Le Bon is the perfect producer to help them with this. Her own records have always sounded so unusual, so full of personality, and over the last decade that seemed to naturally lead to production work with H Hawkline, Tim Presley, Deerhunter, John Grant and now Devendra Banhart. The results haven’t necessarily been these artists’ most commercial or accessible records, but they’ve often been their most interesting, so it’s unsurprising that Wilco wanted to tap into a bit of that here.
If there’s any criticism to be levelled at Le Bon’s production work, it’s that her fingerprints are often audibly all over the albums she produces. However, that’s not the case here: Cousin is deliciously weird and intoxicatingly angular, but it still sounds like a Wilco album, not a Le Bon collaboration. There are crisp drums, bone-dry guitars and woozy synths – of course – but as always with Wilco the material is the thing. No matter how strange they get, these songs could all be played on acoustic guitar, and indeed Tweedy’s acoustic does feature prominently on a number of these tracks. “Pittsburgh”, for instance, is a finger-picked ballad, yet it opens with huge slabs of distorted synths and plummeting guitar. In one sense Wilco have never sounded like this; in another they always have.
“Ten Dead” is another classically Wilco song: a languid, Beatles-esque ballad that finds Tweedy waking up to terrible news: “Turn on the radio, this is what they said/No more, no more than ten dead”. As it reaches its middle section, the circular riffs turn eerier and drones mass as the narrator becomes increasingly disconnected amid the horror of the everyday. The following “When The Levee Is Fake” is similar, with its baroque guitar arpeggios, a little Smiths, a little Radiohead’s “Knives Out”. Tweedy is at his best here, even if the words are few: “Why worry about the rain and the wind/When I know it comes from within…” His delivery is vacant, distant, a perfect encapsulation of our modern malaise. “A Bowl And A Pudding” is another crystalline gem, vaguely reminiscent of Tweedy and Glenn Kotche’s work with Loose Fur. “Not saying anything”, he mutters as the music grows unsteady, “says a lot”.

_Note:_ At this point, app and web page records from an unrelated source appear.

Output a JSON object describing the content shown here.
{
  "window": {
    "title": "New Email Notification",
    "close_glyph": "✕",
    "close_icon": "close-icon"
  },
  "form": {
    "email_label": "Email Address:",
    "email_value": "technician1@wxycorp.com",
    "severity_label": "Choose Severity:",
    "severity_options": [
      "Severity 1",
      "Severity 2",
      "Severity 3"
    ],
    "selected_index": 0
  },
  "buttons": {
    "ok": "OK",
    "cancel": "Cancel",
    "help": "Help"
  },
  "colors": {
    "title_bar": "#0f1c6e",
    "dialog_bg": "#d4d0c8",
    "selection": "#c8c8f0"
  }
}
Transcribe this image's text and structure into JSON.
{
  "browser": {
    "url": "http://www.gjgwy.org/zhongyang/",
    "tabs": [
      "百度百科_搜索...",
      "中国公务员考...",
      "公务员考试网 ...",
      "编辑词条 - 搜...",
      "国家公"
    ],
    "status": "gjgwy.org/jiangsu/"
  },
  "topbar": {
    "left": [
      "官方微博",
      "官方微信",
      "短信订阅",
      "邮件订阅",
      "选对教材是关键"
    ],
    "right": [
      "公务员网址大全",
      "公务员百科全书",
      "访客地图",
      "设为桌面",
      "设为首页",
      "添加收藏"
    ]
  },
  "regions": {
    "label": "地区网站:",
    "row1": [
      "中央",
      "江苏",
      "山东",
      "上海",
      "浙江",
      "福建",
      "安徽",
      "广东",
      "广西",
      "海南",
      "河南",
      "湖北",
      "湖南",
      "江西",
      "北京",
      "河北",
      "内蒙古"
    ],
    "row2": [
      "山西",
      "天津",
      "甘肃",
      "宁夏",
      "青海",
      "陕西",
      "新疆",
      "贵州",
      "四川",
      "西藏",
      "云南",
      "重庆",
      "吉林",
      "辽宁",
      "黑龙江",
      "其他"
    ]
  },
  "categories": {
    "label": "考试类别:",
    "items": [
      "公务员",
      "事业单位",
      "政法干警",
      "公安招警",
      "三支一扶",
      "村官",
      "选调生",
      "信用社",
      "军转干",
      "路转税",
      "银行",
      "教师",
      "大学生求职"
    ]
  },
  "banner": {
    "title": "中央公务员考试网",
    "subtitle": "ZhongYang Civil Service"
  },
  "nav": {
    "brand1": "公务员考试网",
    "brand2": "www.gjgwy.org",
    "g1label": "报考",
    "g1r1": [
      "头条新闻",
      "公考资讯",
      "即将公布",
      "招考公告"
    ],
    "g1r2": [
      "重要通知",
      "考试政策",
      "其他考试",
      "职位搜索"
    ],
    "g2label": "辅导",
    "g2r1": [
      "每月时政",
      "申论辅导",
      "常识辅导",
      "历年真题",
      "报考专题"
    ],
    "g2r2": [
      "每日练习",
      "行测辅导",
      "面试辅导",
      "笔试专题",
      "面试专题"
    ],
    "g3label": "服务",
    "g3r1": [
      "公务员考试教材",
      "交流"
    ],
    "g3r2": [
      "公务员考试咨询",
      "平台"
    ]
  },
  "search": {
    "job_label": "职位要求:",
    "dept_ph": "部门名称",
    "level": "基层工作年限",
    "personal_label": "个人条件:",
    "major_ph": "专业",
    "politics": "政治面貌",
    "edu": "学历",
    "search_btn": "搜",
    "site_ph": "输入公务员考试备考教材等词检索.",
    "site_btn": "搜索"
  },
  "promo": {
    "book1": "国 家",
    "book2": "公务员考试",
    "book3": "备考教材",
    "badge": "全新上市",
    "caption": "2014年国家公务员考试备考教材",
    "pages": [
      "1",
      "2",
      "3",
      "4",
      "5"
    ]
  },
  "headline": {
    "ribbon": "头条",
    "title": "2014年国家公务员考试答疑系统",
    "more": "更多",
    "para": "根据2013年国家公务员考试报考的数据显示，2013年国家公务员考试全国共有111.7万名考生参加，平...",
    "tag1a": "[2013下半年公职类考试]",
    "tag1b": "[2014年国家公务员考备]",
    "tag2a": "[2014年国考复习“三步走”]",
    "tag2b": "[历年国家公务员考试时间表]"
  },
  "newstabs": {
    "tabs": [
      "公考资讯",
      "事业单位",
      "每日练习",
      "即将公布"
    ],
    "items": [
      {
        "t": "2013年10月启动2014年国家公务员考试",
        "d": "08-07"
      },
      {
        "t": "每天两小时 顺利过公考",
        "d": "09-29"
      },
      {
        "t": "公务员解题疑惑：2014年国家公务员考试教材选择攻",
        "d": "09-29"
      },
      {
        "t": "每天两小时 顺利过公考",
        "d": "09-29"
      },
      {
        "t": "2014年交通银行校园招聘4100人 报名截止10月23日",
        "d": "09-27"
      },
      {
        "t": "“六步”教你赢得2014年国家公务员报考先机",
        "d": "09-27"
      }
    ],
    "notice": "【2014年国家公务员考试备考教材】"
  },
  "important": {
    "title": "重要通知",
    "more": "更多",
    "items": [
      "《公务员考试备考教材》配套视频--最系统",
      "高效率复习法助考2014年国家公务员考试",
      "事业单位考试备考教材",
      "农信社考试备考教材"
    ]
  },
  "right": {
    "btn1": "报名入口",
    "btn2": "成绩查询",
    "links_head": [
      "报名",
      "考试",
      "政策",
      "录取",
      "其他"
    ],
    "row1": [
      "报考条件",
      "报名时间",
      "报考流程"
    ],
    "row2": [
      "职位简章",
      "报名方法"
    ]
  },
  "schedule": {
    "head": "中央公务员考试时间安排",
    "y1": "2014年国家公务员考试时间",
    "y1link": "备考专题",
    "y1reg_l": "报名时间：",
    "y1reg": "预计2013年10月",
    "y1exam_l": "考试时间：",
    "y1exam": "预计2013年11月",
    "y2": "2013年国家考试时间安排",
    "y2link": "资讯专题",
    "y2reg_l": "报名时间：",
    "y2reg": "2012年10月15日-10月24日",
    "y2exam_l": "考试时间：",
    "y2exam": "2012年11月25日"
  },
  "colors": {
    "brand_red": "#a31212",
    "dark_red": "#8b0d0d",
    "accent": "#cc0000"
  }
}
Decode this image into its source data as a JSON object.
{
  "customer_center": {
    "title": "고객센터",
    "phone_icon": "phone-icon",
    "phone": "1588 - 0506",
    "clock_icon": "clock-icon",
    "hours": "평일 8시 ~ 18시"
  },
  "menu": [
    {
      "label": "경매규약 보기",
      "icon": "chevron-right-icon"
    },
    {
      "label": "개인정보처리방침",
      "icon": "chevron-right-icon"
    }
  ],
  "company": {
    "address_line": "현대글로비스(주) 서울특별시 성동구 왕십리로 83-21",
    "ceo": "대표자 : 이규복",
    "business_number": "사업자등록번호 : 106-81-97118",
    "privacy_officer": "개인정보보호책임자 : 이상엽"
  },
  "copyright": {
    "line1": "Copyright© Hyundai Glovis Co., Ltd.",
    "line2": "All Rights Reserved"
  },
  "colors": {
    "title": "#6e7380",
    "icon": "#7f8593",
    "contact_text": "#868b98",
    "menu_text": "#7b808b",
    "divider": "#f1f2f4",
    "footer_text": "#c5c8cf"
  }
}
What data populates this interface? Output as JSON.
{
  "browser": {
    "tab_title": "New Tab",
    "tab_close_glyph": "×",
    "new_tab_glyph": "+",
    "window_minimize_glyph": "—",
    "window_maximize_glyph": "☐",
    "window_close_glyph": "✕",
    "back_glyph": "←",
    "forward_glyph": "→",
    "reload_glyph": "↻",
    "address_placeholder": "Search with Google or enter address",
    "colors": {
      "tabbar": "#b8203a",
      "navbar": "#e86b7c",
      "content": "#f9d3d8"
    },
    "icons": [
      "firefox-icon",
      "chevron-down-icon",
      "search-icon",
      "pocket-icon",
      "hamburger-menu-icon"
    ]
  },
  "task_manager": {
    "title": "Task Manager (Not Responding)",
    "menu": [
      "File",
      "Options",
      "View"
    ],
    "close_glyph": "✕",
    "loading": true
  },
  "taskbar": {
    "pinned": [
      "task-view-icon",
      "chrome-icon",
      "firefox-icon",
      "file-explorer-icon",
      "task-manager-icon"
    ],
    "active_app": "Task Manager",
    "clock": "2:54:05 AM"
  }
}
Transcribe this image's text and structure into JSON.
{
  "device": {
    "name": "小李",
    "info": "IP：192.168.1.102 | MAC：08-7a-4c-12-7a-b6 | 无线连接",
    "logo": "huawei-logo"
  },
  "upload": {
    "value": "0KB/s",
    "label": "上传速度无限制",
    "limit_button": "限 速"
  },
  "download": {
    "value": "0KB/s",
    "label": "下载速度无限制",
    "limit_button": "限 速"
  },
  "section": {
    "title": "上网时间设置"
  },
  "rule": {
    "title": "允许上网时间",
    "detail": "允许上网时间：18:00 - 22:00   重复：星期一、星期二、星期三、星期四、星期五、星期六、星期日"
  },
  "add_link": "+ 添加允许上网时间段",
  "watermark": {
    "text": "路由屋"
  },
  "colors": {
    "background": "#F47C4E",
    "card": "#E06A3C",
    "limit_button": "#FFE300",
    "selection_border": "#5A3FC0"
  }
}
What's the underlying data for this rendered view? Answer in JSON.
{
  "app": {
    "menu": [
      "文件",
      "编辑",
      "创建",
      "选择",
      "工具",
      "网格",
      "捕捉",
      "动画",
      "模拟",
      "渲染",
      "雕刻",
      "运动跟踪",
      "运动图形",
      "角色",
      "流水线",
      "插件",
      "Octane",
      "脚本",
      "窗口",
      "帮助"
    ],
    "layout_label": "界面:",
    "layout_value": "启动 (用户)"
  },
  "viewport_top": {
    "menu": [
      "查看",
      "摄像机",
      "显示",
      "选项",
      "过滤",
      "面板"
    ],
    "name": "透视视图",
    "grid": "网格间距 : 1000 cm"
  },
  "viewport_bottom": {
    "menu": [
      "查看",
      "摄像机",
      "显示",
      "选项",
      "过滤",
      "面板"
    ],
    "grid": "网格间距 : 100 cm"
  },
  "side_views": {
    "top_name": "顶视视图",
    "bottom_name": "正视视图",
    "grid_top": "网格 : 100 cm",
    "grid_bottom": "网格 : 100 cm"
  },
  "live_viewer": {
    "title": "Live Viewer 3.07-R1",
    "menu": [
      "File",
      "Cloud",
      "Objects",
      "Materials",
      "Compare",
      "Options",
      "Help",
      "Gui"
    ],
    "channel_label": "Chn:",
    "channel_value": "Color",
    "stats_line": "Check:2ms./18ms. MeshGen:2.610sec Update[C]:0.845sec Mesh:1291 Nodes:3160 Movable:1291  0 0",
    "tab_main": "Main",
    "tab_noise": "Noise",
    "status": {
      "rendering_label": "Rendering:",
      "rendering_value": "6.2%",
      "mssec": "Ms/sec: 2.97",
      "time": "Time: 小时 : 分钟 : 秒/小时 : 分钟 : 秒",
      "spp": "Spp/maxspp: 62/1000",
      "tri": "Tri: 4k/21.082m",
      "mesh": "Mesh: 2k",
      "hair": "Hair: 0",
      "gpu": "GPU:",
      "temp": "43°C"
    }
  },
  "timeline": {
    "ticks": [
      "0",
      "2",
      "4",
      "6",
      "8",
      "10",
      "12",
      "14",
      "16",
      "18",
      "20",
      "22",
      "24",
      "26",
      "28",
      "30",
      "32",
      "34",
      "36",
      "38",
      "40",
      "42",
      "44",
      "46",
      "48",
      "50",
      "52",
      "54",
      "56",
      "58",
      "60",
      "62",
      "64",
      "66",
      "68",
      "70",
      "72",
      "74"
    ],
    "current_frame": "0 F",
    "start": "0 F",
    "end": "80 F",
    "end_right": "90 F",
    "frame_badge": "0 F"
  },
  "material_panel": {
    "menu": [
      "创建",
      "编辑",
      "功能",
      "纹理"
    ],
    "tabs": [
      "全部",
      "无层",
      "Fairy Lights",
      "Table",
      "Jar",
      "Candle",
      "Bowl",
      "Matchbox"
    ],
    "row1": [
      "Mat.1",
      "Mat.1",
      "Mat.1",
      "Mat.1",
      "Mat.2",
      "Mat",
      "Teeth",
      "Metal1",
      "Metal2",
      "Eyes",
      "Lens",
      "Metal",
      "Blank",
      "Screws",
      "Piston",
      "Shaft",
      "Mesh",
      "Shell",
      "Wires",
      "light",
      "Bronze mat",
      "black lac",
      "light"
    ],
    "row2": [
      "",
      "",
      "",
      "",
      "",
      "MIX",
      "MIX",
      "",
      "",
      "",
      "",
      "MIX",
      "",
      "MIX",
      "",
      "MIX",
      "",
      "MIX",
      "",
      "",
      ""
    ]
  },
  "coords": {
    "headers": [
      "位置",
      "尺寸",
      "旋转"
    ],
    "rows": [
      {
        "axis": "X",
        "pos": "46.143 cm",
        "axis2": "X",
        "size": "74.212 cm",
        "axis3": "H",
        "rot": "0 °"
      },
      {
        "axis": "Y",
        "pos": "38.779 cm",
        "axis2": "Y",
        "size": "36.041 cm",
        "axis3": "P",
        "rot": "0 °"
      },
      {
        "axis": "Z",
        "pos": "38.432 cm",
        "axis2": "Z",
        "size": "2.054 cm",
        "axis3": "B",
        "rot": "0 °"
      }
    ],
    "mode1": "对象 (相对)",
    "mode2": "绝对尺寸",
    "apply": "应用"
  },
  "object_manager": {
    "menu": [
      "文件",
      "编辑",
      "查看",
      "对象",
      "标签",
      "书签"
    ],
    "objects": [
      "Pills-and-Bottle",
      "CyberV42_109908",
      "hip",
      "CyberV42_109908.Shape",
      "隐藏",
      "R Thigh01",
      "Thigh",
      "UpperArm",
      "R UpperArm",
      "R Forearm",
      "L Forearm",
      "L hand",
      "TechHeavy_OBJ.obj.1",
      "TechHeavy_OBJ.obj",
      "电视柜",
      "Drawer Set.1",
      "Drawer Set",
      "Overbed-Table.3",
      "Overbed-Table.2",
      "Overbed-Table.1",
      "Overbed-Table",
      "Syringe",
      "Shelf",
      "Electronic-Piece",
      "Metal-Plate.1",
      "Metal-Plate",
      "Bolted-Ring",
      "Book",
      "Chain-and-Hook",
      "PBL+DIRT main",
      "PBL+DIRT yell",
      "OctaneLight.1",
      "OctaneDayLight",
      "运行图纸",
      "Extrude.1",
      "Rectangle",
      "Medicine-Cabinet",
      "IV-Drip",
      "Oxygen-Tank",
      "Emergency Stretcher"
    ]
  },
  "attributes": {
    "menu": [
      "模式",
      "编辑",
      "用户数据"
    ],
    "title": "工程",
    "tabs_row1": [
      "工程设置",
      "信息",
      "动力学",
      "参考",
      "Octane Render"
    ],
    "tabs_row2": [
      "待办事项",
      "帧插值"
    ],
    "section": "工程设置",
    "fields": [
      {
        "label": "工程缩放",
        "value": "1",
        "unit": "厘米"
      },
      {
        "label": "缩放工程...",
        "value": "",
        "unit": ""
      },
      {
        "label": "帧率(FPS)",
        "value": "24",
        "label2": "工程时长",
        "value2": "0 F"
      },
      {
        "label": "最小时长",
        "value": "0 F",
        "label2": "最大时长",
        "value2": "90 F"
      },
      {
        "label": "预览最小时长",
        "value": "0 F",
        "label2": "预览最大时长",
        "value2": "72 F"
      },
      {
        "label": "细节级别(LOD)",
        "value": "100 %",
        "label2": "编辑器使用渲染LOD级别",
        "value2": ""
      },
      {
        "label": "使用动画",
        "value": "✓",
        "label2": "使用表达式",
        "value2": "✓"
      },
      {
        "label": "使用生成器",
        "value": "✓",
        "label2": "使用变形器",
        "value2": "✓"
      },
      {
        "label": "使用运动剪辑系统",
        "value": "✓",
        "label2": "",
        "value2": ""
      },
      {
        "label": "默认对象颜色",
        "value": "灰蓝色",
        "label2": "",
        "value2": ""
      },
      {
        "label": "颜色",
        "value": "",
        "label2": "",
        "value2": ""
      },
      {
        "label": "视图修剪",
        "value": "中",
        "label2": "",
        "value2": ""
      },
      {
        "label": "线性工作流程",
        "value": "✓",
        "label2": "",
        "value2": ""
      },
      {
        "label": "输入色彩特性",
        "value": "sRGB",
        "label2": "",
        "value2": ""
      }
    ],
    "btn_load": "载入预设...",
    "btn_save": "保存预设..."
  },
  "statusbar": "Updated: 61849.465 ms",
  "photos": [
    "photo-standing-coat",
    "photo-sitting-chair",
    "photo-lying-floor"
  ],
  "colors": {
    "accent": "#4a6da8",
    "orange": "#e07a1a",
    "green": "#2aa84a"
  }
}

Elsewhere, Le Bon’s influence is closer to the surface. “Sunlight Ends” is based around ragged drum machine and an echoed tangle of notes, their origin hard to identify. The title track, too, is stiff, jerky new wave of the kind that Le Bon mastered so well on 2016’s Crab Day; lyrically it’s dark, almost cut up, with mentions of “walking round an empty grave” and the dead awaking “in waves”.
As the album nears it end it returns to melody and – almost – positivity. “Soldier Child” is a kind of power-pop song, two lilting chords see-sawing back and forth until it reaches a classic chorus, with the narrator returning home after a period away: “I’d almost forgotten what it’s like to be this tired…” Despite its easy charm, it always shies away from the obvious or the cheesy, just as Wilco do on Cousin’s closing track, “Meant To Be”, a galloping new wave track, its strummed acoustic and tight beat reminiscent of XTC, The Cure or Echo & The Bunnymen. As with the rest of Cousin, though, weirdness scratches at the edges, here in the form of discordant touches and feedbacked drones.
The real highlight, however, is the opener. Almost six minutes long, “Infinite Surprise” is one of the bravest and most infectious songs Wilco have created. It cuts straight in with a clipped beat and guitar abstractions, then builds masterfully as instruments join, fall away and return changed. At its heart it’s an accessible, deeply melodic folk song about the sad mysteries of life and death (“It’s good to be alive/It’s good to know we die”), but it’s dressed in wondrous experimental finery. It ends untethered, exploding into crackles and rattles, an avant-garde fanfare for its makers: (still) the greatest American rock group of the last 30 years.